Saturday, 26 November 2011

Once Upon A Time, I Wanted To Be A Hero!


I wanted to become a hero when I was a very young kid. Since everyone around me was trying to become someone or something, it was quite perspicuous that I also wanted to be the part of the herd. Kids in the vicinity wanted to become this or that according to their whims and fancies. For me, hero was an energetic person with panache, integrity and courage. Hero was a dauntless dude singing, dancing and flailing villains in movies I used to watch. Hero had guts and was full of problems to solve. My grandfather was a movie buff and his company affected me profoundly. When I expressed my desire to become a hero at first, he told me that there is a switch behind the TV which would help me get inside it and I would directly land in the Bollywood and then I would be a hero-heeralal. I used to eagerly wait for the day when my grandpa would oblige me by opening that miracle switch. That day never came. I realized that the story of the connection of the TV switch with the Bollywood was merely a fantasy, a lollypop to divert the deluge of my questions.



Then, as it dawned upon me that heroes were in fact mere ‘actors’ and not real heroes, I started nourishing the dream of becoming a martial man; a Spartan; for-all I needed was action—why it had to be action in war(as opposed to action on streets, in a field or in a show!) might be because it was a real time action and not something done for the sake of mere entertainment as  wrestlers do! I wanted to become a warrior. Since days of warriors riding on a horse flaunting swords, scabbards, armours were long since gone; I wanted to join military because I wanted to do heroic deeds of bravery. Then, my parents started inculcating things in my psyche against this ambition because they were afraid of the earnestness with which I was eager to become a warrior and they were afraid of the risks involved. They managed somehow to persuade me to aim for something less threatening-like becoming a police officer. I got enticed by the idea because even a policeman was someone with swaggering demeanour, a pistol, a lot of authority and an elegant uniform! Those martial energies were vehemently rising in me and I wanted to become a master of martial arts for a while. I even joined a karate school and opened my own mini-school to teach karate to kids in my colony. It continued for a while( I had to stop my ultra-violent karate school because in a practice fight one of the kids  got a bleeding nose!). I used to imitate action heroes and used to wrestle with every classmate in my school. I got interested in gymnastics for a while and I, along with a bunch of my classmates started performing dazzling tricks in our school's playground, which called for a lot of adrenaline rush and a lot of thrashing from our parents and teachers. By and by, these energies dwindled and intellectual propensities overtook martial storms.   

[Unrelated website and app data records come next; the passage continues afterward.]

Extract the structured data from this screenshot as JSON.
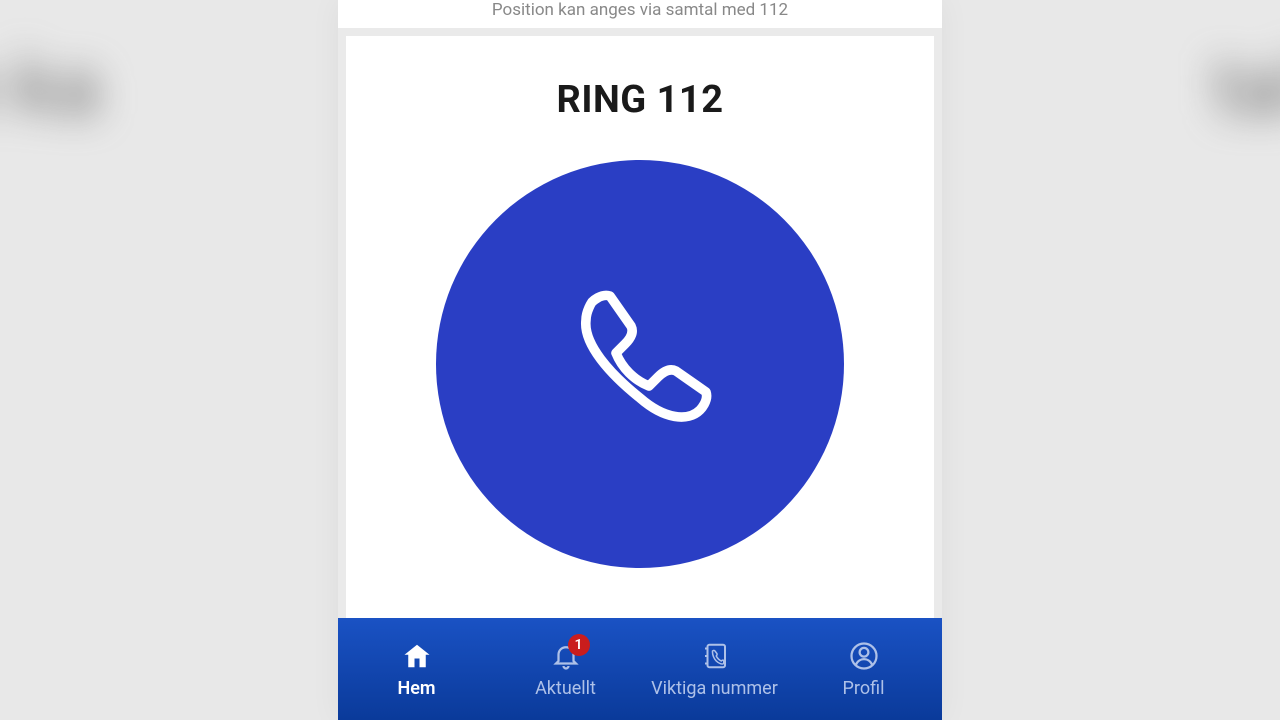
{
  "hint": "Position kan anges via samtal med 112",
  "call": {
    "title": "RING 112"
  },
  "tabs": {
    "home": {
      "label": "Hem"
    },
    "current": {
      "label": "Aktuellt",
      "badge": "1"
    },
    "numbers": {
      "label": "Viktiga nummer"
    },
    "profile": {
      "label": "Profil"
    }
  },
  "colors": {
    "accent": "#2a3ec4",
    "navbar": "#0a3a9a",
    "badge": "#c91d1d"
  }
}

The rivulet of time passed by and I wanted to become a scientist. It was, because a scientist was someone looking for truth and I also wanted to know the truth because existential nightmare had started, first frequenting me and later on haunting me. It also stayed with me for a while. Meanwhile a Mathematics teacher in my school asked me in a class: “Are you going to take Philosophy as a subject in college; you look like a Philosopher?”

 I liked the idea very much because I was perpetually in search of truth and loved wisdom. My parents however, soon rejected the idea because it was not a safe bet to opt for Philosophy. Philosophers had hard time earning their daily bread and butter. Now, as per the zeitgeist of our time and locality- I was supposed to become and engineer. Since then, I did not seriously want to become anything. Time passed by and now I am an aspiring writer. This will also pass and something else will take over, because, we are perpetually in a rut of ‘becoming’. We want to become something or the other. We cannot just ‘be’.